This year’s road world championships in Yorkshire, the first to integrate para-events into the race programme, showed one potential way forward, albeit the para-athletes in Yorkshire were not actually racing for world titles. “It showed what was possible, though,” Storey says. “Hopefully it’s a step towards a fully integrated world champs. But we need to look at new models so we can maximise a return for the hosts. That’s the key. At the moment it’s a big vicious circle. 

“Could the UCI invest more? Dip into its coffers? I don’t know but we need a new strategy. The para worlds ultimately has to be profitable for the hosts. At the moment everyone wants to host the able-bodied worlds but no one wants to host the para-worlds. There is a big opportunity here to have engagement with communities.”

Storey has always been a great champion for para-sport. But she has also become an increasingly vocal campaigner for cycling and for exercise in general. Earlier this year Britain's most successful female Paralympian was named Active Travel Commissioner for the Sheffield City Region. 

Now, in between training for major events and running her own Storey Racing team, she uses her profile to try to help improve public health, cut carbon emissions and reduce congestion.

Storey cites a recent report from Diabetes UK suggesting that the number of obese people in England has almost doubled in 20 years, from 6.9 million people in 1997 to around 13 million in 2017. Alarmingly, the figures suggest that almost one in five children aged two to 15 in England are obese.

“The stats are horrifying,” Storey says. “For too long activity has been designed out of people’s lives.”

Elite sport, Storey feels, has not done enough to stem the tide. “This is the 25th anniversary of National Lottery funding,” she points out. “And it has been a huge positive. We’ve had a lot of success at elite level and I know Sport England has statistics to show we are more active as a nation. But it’s not affecting obesity rates. The way we’re using elite sport is not effective.

“There are major issues with our deprived communities. And the messaging hasn’t changed a great deal [over the last two decades]. It’s depressing that we are still talking about the dropout rate of teenage girls.”

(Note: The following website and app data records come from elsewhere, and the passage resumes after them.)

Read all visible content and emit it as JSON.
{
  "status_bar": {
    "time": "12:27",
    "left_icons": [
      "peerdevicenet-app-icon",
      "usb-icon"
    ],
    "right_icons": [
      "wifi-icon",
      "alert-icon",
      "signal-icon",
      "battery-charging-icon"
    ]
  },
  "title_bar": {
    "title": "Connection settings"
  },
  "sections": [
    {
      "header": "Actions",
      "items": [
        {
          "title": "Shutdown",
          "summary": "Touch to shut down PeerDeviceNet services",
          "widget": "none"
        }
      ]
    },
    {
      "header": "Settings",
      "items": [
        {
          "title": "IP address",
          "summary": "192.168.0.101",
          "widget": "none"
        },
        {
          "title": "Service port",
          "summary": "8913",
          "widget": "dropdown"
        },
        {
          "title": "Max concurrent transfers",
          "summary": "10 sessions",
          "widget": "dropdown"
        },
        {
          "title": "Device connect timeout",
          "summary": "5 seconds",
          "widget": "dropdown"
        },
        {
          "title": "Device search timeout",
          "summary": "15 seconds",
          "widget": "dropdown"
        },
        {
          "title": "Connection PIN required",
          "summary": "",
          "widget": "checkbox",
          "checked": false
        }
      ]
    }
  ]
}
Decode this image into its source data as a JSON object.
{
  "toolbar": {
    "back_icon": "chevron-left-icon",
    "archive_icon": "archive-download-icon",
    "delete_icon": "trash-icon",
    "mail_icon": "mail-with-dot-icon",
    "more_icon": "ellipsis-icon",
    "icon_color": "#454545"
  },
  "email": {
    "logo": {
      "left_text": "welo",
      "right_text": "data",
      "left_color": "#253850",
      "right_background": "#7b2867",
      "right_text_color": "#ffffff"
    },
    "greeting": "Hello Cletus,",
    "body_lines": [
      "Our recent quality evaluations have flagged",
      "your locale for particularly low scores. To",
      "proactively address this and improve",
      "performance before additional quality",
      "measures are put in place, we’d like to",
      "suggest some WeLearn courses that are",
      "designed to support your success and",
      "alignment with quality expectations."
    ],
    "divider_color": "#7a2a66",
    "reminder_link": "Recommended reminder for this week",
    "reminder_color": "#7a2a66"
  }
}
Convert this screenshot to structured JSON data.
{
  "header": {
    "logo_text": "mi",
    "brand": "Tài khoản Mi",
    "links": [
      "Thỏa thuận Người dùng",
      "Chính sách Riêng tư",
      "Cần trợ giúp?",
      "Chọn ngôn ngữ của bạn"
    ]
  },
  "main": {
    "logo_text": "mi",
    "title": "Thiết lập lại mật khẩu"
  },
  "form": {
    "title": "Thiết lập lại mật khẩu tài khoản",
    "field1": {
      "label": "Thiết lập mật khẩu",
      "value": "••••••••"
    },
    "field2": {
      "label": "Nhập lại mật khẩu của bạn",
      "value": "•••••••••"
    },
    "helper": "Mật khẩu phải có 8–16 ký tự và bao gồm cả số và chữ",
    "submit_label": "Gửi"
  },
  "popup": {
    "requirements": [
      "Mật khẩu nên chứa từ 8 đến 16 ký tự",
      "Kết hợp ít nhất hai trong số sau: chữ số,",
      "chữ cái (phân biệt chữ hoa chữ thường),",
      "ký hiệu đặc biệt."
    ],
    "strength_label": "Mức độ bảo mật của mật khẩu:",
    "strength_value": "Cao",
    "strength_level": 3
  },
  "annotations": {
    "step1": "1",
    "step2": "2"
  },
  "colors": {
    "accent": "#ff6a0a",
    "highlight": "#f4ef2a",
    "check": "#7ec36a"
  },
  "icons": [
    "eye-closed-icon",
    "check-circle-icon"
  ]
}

It is clear that Storey is going to continue to be a positive force for change after she retires. Although that may still be some way off. “I don’t know,” she replies when asked how long she can continue. “Tokyo will be [Paralympic Games] number eight. I still feel physically great. At the moment my motivation levels are as high as they’ve always been. I don’t want to set a date. 

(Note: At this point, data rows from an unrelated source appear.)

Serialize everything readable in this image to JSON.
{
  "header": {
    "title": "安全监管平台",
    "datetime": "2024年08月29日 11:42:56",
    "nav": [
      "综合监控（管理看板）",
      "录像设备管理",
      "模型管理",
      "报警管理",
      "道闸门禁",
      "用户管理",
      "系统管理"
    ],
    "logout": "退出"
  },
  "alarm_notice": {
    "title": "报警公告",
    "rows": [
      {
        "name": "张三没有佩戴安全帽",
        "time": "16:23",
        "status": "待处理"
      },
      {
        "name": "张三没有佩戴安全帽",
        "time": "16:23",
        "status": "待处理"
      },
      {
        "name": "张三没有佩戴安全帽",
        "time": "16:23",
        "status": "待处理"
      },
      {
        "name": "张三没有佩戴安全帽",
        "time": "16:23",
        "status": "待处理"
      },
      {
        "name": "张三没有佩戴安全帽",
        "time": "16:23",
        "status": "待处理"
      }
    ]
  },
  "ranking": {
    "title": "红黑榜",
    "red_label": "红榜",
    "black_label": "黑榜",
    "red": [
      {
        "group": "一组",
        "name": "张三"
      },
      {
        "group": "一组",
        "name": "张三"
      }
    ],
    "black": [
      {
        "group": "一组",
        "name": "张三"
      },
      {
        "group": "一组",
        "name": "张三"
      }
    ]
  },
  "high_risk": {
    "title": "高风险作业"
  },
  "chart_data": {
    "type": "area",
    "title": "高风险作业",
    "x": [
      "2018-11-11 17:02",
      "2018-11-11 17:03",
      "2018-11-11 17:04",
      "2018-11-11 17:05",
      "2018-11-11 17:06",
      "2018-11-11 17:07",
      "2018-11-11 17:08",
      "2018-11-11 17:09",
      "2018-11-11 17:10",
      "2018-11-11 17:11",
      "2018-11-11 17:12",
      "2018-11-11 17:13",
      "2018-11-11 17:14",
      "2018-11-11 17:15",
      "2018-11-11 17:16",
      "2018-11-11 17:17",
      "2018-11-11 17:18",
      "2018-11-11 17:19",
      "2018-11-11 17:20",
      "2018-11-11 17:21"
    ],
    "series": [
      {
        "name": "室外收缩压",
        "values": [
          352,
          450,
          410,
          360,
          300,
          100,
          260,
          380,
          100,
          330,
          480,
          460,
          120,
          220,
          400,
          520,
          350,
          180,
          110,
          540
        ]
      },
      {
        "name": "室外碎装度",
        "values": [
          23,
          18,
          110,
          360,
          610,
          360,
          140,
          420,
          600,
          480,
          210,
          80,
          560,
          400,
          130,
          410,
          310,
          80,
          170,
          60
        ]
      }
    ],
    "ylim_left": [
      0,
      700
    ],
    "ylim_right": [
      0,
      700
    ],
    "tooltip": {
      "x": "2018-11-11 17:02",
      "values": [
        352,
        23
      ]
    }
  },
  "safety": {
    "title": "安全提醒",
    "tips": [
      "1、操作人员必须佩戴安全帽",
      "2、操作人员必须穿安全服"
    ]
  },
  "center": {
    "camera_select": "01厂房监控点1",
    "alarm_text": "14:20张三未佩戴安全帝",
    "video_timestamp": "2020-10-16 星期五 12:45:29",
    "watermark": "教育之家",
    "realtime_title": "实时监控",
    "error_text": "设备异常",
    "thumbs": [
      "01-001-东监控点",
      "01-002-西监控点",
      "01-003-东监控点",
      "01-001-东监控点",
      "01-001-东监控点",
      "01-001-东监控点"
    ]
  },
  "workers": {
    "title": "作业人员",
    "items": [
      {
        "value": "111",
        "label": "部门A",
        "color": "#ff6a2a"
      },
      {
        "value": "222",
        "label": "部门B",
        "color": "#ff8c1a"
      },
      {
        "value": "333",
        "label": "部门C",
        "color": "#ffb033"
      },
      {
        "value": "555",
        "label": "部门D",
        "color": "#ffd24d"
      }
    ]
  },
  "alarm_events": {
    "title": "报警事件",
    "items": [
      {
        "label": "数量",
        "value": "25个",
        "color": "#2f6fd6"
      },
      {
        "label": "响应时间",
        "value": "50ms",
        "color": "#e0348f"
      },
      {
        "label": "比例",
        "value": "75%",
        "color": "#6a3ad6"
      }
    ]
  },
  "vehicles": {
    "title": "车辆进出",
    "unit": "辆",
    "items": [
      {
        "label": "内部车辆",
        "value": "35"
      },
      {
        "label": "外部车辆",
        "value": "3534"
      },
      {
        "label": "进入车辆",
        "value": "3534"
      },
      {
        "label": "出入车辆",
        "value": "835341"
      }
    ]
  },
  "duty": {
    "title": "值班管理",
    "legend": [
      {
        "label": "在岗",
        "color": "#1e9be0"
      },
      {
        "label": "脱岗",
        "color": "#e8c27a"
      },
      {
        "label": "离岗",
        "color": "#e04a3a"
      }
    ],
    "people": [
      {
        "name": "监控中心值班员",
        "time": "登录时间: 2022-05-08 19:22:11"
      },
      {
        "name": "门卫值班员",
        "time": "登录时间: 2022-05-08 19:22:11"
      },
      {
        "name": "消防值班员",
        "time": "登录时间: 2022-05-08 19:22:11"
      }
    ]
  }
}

“Kristin Armstrong [the American cyclist] was 43 - and a mother - when she won gold in Rio. I’m not ruling out Paris 2024. I can cycle to that one.”

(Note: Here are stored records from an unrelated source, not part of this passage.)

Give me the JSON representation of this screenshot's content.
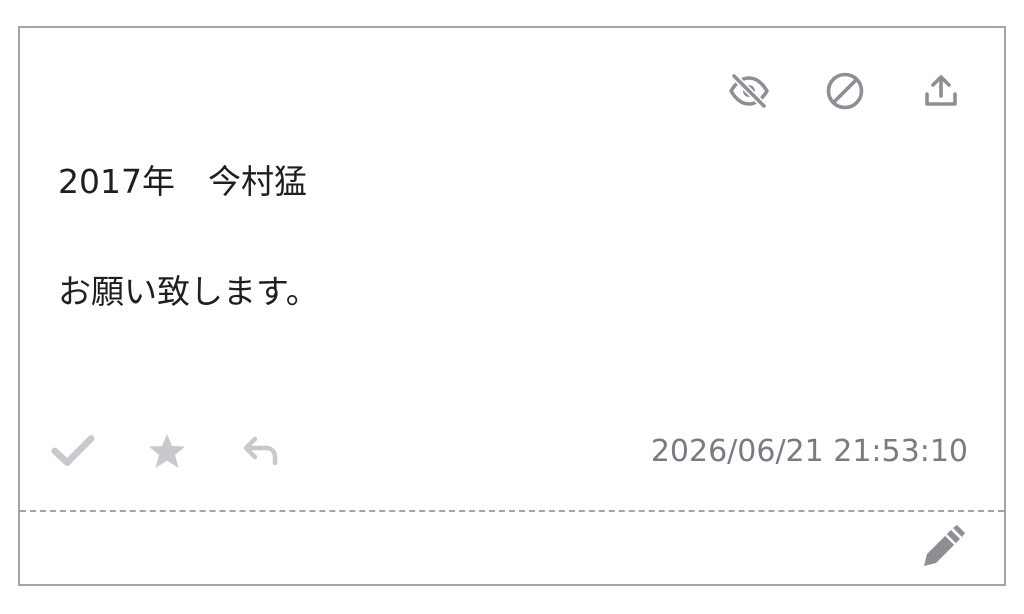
{
  "post": {
    "title_line": "2017年　今村猛",
    "body_line": "お願い致します。",
    "timestamp": "2026/06/21 21:53:10"
  },
  "icons": {
    "top_actions": [
      "eye-slash-icon",
      "ban-icon",
      "upload-icon"
    ],
    "reactions": [
      "check-icon",
      "star-icon",
      "reply-icon"
    ],
    "edit": "pencil-icon"
  },
  "colors": {
    "border": "#a3a3ab",
    "top_icon": "#8e8e96",
    "reaction_icon": "#c8c8cf",
    "timestamp": "#7a7a84",
    "text": "#1f1f1f"
  }
}
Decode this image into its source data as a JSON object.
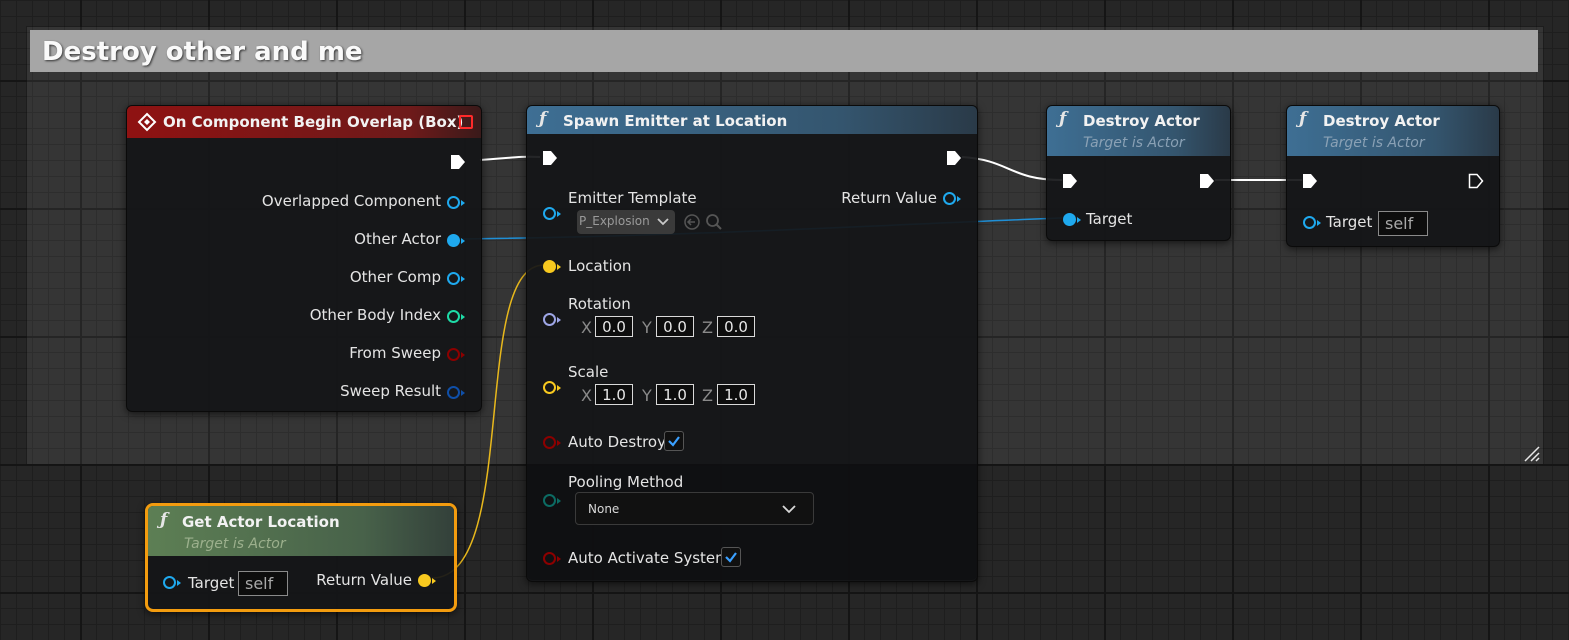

The Telegraph is proud to partner the BT Sport Action Woman Awards. To vote for your 2019 BT Sport Action Woman of the Year from the shortlist of Dina Asher-Smith, Pippa Funnell, Jade Jones, Lucy Bronze, Jamie Chadwick, Dame Sarah Storey, Bryony Frost and Katarina Johnson-Thompson visit btsport .com/actionwoman2019

Action woman awards
Action woman awards